### Problem
Please state how many lines in the records below contain the word "Vald"; the answer should be a number and nothing else.
◇ ◇ ◇ ◇ ◇
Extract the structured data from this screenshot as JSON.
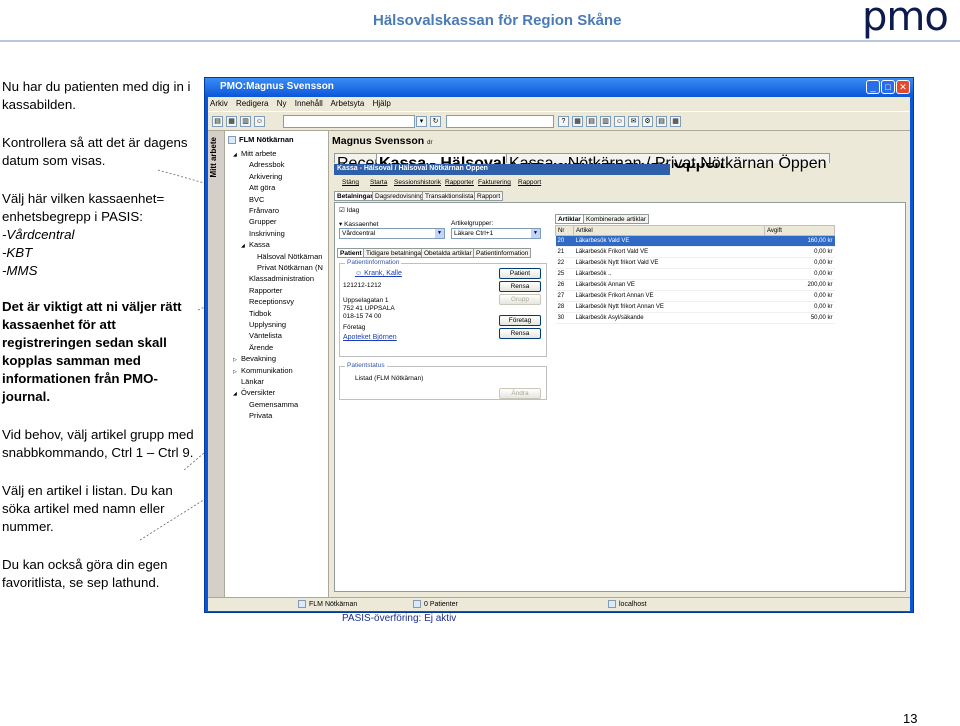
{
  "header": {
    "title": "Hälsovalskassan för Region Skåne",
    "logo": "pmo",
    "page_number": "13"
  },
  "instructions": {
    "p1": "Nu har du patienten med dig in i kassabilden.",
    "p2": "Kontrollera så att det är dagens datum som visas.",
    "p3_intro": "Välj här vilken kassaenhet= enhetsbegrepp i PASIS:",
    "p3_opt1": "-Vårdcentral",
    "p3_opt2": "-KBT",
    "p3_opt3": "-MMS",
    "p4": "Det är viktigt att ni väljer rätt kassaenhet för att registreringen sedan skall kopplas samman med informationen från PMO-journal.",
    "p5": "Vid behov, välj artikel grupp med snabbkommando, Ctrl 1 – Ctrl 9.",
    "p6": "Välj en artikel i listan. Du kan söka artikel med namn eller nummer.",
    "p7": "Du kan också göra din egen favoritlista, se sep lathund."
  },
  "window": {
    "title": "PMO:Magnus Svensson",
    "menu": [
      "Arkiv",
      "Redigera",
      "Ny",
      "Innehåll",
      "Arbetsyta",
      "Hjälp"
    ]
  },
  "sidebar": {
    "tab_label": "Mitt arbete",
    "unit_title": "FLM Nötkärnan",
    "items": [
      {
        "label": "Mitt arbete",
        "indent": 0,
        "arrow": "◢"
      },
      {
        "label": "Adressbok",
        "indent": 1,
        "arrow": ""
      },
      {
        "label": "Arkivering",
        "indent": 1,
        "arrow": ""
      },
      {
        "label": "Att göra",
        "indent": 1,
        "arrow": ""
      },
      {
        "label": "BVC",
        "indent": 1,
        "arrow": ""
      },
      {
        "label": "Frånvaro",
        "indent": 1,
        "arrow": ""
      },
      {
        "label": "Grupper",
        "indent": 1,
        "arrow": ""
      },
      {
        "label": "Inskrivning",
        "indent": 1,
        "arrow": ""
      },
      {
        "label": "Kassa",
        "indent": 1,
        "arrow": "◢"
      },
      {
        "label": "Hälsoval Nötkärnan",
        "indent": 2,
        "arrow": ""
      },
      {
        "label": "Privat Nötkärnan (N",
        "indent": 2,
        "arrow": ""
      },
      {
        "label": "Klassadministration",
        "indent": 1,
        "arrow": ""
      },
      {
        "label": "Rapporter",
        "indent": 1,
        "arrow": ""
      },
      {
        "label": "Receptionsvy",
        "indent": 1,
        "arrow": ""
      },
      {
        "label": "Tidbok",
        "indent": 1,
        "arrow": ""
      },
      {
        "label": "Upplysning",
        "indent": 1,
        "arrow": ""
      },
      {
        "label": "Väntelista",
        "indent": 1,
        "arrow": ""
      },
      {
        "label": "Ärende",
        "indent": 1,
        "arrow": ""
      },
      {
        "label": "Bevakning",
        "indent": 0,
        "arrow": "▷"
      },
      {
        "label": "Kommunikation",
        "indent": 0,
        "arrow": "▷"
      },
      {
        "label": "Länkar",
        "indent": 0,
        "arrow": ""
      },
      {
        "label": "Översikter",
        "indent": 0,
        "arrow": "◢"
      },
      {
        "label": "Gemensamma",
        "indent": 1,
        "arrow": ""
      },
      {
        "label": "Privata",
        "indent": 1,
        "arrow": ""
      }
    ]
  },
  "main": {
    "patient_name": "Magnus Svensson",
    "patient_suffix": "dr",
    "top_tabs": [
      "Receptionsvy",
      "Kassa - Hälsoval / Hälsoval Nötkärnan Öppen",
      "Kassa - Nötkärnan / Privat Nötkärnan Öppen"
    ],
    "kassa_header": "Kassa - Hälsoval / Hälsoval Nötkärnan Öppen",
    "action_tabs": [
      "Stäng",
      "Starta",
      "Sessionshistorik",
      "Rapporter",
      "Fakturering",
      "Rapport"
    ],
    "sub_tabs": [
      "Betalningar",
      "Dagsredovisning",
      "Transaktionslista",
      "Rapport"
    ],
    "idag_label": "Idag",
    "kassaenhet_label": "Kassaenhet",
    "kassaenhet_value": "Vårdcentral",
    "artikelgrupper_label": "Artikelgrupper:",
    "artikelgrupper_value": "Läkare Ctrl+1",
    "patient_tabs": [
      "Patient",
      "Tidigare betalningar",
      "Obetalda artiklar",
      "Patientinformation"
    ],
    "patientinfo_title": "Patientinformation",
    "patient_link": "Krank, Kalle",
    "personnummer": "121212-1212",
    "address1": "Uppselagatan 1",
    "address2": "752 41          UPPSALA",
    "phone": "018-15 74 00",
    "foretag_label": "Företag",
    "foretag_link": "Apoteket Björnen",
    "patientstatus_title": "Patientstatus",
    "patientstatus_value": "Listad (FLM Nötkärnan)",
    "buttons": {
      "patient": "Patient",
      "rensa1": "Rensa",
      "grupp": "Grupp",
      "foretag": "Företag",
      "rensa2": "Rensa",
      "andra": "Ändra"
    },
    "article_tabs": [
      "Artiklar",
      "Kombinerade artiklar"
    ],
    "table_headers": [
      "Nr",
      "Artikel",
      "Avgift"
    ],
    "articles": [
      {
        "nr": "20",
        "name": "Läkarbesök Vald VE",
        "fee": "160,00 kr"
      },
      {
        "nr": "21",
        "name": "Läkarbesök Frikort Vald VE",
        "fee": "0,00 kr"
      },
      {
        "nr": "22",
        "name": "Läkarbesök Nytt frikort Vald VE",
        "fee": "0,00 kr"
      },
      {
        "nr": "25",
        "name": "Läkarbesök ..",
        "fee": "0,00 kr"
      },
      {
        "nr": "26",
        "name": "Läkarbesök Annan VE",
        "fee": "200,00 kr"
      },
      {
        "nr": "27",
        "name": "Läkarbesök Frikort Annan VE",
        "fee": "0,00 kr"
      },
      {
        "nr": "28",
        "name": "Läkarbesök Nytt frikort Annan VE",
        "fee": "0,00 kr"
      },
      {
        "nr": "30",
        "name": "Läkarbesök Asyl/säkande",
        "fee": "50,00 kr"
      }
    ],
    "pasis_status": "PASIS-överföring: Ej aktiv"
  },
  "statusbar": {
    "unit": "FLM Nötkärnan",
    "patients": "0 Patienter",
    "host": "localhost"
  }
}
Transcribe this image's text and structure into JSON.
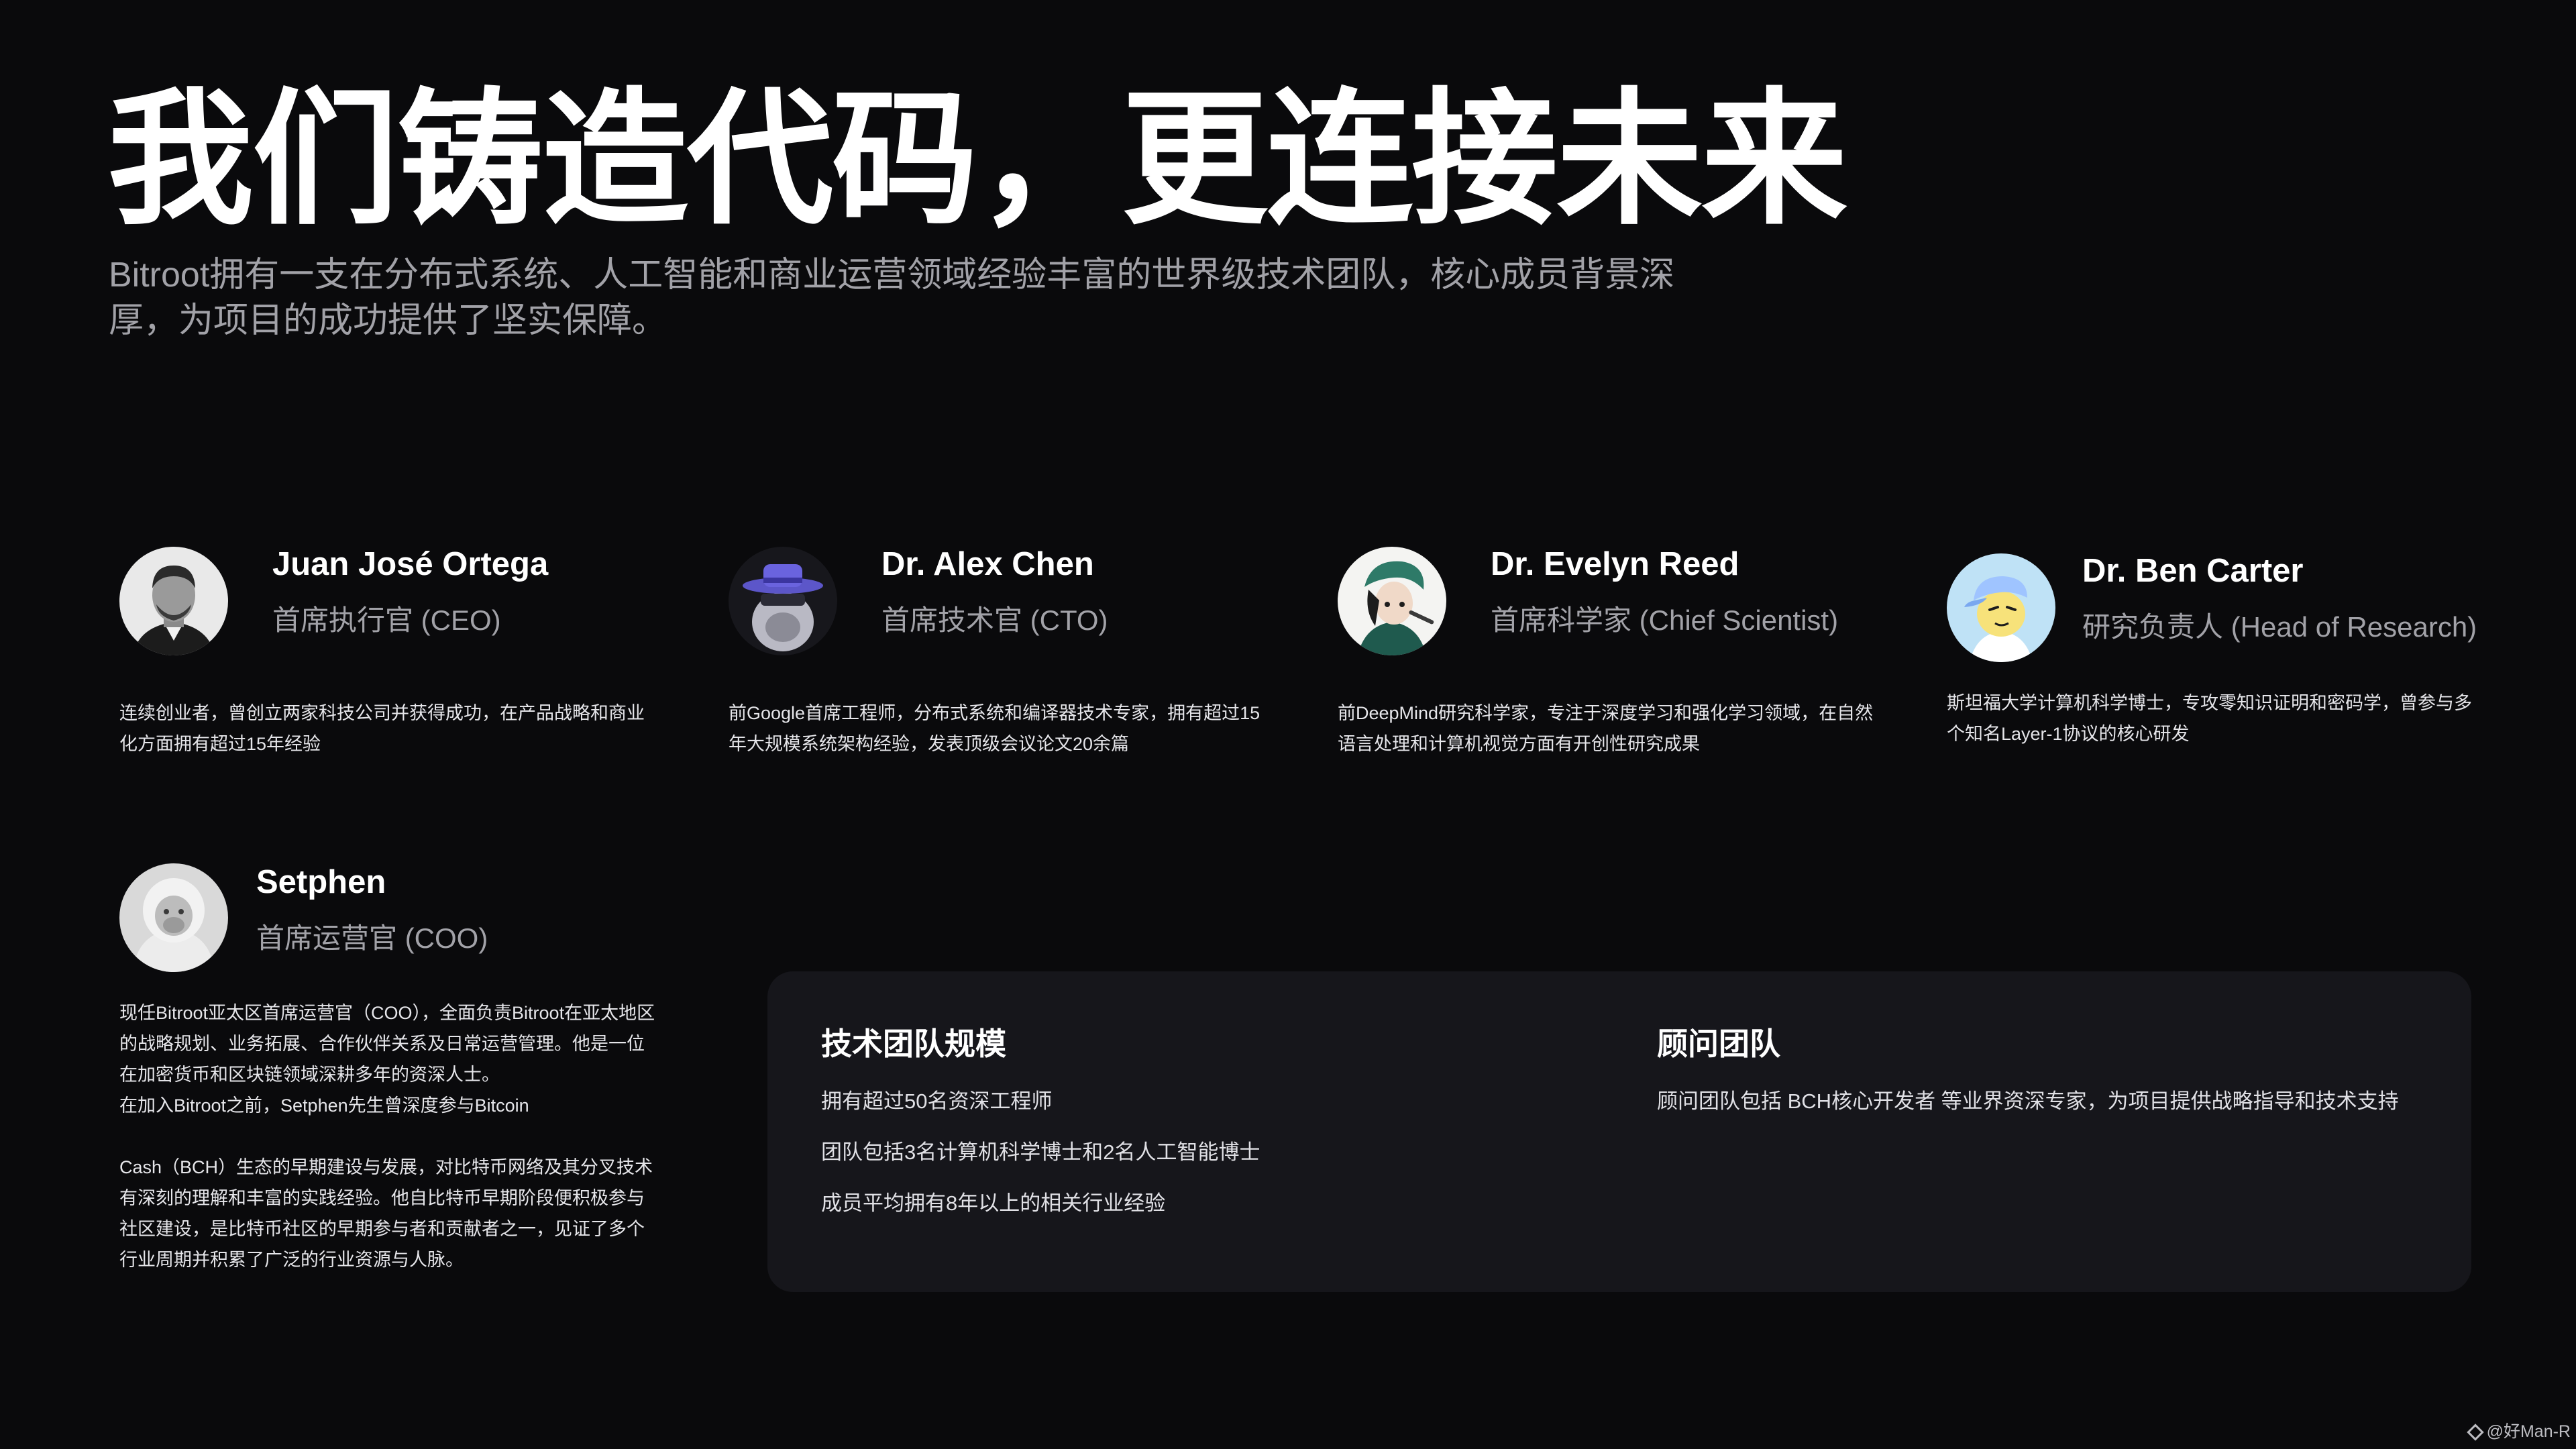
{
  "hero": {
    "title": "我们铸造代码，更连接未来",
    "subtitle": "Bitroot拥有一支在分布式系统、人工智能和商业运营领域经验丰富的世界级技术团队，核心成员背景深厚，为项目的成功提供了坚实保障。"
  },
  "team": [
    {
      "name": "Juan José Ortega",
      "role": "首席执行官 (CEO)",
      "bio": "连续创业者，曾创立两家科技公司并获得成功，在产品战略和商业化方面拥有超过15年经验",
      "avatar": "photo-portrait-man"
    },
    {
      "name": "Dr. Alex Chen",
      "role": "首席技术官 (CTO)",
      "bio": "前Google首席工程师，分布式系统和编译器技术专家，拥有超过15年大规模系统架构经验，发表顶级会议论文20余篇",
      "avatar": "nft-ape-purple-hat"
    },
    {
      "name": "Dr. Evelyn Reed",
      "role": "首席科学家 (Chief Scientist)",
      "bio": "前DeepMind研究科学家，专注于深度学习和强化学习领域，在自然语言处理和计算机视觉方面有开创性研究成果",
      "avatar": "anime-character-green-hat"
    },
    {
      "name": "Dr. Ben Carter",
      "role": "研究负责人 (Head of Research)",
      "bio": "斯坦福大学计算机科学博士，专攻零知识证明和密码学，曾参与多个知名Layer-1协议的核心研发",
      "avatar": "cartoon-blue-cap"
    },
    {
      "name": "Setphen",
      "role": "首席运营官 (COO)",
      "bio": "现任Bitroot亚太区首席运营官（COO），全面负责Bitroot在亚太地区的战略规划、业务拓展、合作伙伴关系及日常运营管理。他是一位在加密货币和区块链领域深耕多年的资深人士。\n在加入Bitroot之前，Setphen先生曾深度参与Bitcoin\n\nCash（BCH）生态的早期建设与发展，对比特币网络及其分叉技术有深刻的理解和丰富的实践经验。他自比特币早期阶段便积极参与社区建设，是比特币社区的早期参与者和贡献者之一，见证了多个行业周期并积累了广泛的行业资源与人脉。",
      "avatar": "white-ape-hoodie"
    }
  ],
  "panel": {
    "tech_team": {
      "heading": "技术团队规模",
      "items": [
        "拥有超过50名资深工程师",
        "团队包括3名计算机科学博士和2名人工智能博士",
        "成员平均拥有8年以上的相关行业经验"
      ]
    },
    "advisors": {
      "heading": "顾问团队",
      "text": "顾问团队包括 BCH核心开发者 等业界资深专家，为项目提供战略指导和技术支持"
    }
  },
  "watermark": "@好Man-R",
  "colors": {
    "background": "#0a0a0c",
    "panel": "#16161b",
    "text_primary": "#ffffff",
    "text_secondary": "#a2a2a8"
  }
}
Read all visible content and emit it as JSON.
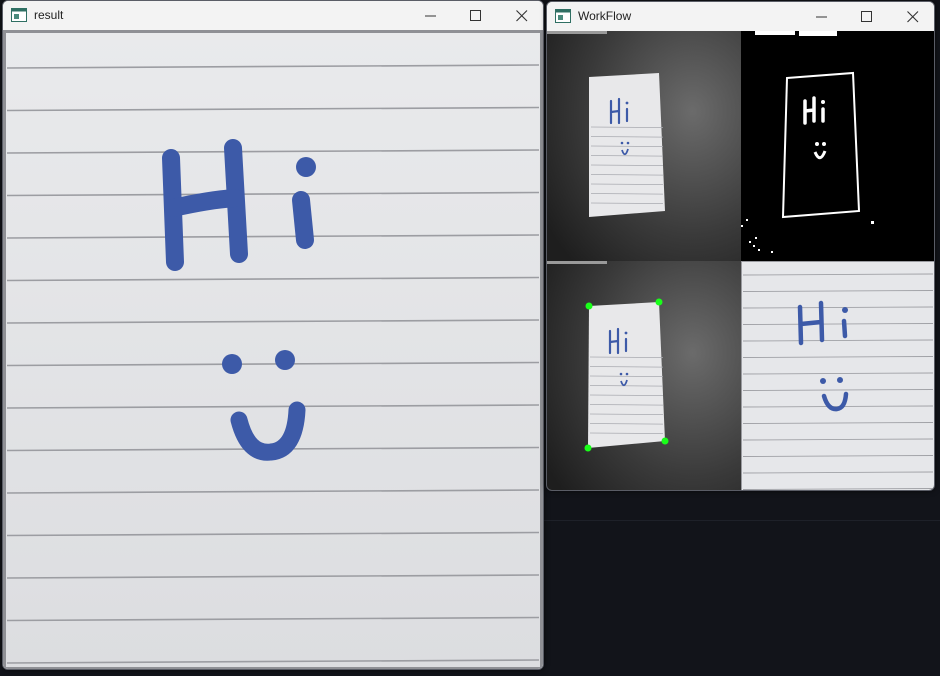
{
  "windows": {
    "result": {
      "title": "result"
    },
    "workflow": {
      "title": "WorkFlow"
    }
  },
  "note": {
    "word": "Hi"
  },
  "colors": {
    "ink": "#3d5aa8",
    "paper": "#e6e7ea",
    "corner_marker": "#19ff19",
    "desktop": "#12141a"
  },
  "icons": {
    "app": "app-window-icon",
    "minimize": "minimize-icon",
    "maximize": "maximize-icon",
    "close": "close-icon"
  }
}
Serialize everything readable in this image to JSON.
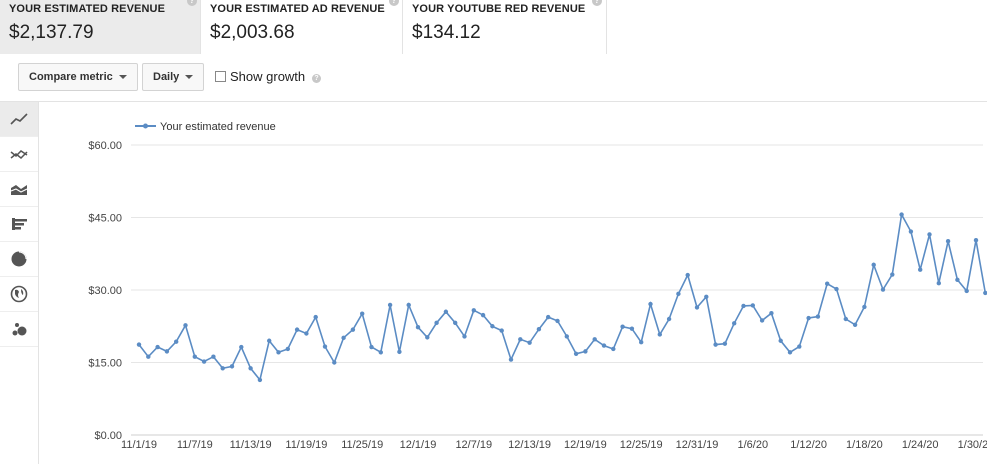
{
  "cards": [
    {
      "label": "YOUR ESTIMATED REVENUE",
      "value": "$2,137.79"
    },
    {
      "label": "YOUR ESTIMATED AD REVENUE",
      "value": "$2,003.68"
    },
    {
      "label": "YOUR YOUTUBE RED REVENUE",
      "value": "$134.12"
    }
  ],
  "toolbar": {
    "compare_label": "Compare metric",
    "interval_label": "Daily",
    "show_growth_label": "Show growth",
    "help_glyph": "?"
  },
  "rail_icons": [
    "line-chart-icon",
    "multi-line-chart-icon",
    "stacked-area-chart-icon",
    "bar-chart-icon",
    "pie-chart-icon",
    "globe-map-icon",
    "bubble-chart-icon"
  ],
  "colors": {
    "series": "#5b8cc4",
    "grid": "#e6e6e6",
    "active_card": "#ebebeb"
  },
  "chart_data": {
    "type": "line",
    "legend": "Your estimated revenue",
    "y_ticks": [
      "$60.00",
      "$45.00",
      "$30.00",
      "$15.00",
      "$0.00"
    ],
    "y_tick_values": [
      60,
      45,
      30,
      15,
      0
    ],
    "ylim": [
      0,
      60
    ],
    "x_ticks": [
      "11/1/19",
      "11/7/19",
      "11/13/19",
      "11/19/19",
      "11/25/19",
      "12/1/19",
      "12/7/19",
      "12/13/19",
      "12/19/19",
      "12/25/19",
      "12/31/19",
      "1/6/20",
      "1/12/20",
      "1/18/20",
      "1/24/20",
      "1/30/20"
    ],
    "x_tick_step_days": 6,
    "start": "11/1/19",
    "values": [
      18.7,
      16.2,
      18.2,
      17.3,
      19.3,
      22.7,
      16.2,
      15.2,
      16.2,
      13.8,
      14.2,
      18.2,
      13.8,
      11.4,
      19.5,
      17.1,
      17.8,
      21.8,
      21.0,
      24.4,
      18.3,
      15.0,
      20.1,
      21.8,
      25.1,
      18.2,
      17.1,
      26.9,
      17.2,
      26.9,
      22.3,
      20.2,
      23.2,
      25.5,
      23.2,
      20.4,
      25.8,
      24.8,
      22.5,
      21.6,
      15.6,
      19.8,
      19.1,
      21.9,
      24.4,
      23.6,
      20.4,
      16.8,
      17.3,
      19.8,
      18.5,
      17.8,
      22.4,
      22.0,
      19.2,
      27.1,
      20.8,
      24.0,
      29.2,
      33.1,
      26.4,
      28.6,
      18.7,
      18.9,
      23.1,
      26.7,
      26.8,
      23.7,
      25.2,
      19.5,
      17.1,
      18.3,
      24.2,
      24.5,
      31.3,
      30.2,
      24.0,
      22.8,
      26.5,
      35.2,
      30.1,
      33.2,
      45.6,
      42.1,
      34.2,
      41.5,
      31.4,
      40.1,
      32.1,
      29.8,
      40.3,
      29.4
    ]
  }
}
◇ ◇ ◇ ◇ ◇
### Reply
3